DiNK is Denver’s impressive, independent comic and art expo
At the Denver independent Comics & Art Expo in mid-April, mostly unknown titans of talent showed their work: comic books, graphic novels, zines, small press releases, and more. Affectionately referred to as DiNK, the expo has attracted underground creators for three years.
There’s little that is more indie than a comic book creator. And if you’re not one of the fortunate few with agent representation and a publishing house, then you’re really indie when you produce anyway.
At the Denver independent Comics & Art Expo in mid-April, mostly unknown titans of talent showed their work—and not just comic books, but longer graphic novels, zines, small press releases, and more. Affectionately referred to as DiNK, the expo has attracted underground creators for three years now, and this time, we got to join—as sponsors and participants.
3rd Annual DiNK
There was a general mingling of artists and enthusiastic fans, many of them creators themselves. It was your typical comic con–style event: booths of treasures and underground stories that could make a Marvel million, if discovered.
The expo—which geeked out Denver’s downtown Civic Center—is home to a fully alternative scene. It’s queer, straight, friendly, weird, and nerdy fun without bias. They even have a "Safer-Space/Anti Harassment" policy to keep it an engaging and open space for all types of expression. In other words, we fit right in and so do our fans, cohorts, and the artists we admire.
DiNK’s motto is “Keep Comics Fun,” which is why they work exclusively with independent and small press creators.
To spread the fun, a good part of the expo’s proceeds go to Camp Comic Book, a nonprofit project that sends underserved youth to the mountains! There they undergo a half–Outward Bound, half–comic and art making regimen. Needless to say, these kids know what they’re doing.
Meow Wolf Concept Artists Join in the Conversation
Joining them were three of our concept artists—Lysander Cramer, Sahaih Escobedo, and Jaco Foster.
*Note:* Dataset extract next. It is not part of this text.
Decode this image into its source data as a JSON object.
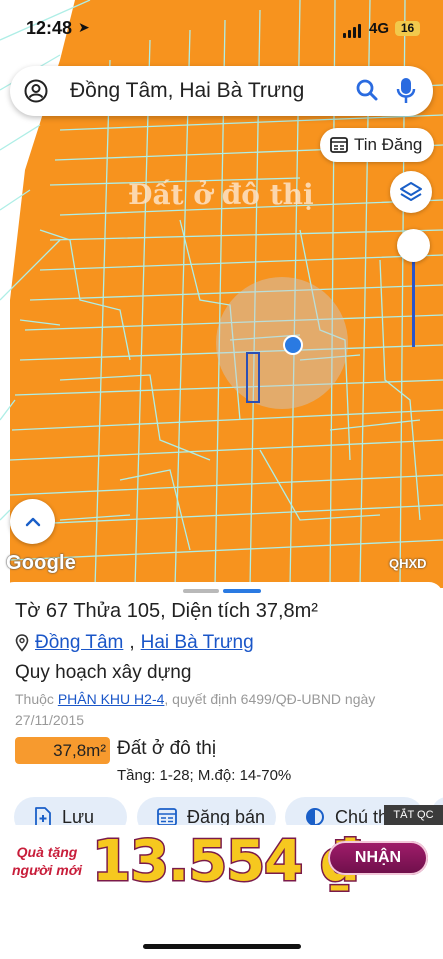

They were invited to give a panel talk, “Bringing Concept Art to Life,” during which they discussed how Meow Wolf starts with an idea, it goes to paper, and then we build our installations from there. As independent as we are, with roots that couldn’t be more underground, we still felt awe to meet some of the seasoned creative hustlers, whose resilience and slick, gorgeous graphic work astounded us.
Concept artist Escobedo reflects, “At first the audience was confused. I think they expected to hear something about how the industry works, and what Meow Wolf’s formalized concept art process is.” The thing is, Escobedo laughs, “we’re just figuring all this out. I don’t think they expected what we really are—still these DIY, ramshackle artists discovering as they go.”
Nonetheless, a DiNK organizer states that the Meow Wolf panel attracted a discernibly larger crowd than most panels do. Another of our concept artists, Foster (the one in the Hello Kitty sunglasses), answered an audience question about what Meow Wolf’s legacy will be. He said he hopes it grows as a platform for creatives to be taken care of and really express themselves. A DiNK-y mission, for sure.
Our sponsorship funds also went to some new artists in our network. We commissioned Denver artists Lonnie Allen, Barry Brown, and Brian Essig-Peppard to create an entryway installation. They achieved a classic comic aesthetic, with a spoof on newspaper-style comics, ads, and classifieds.
“It was cool thinking about how Meow Wolf fits in with an indie comic book convention. The culture is similar. It’s the indie side of things,” summarizes Escobedo. “These are off-the-beaten-path voices that take atypical approaches from the mainstream,” he adds. “These are people starting off on their own, and we have that history too.”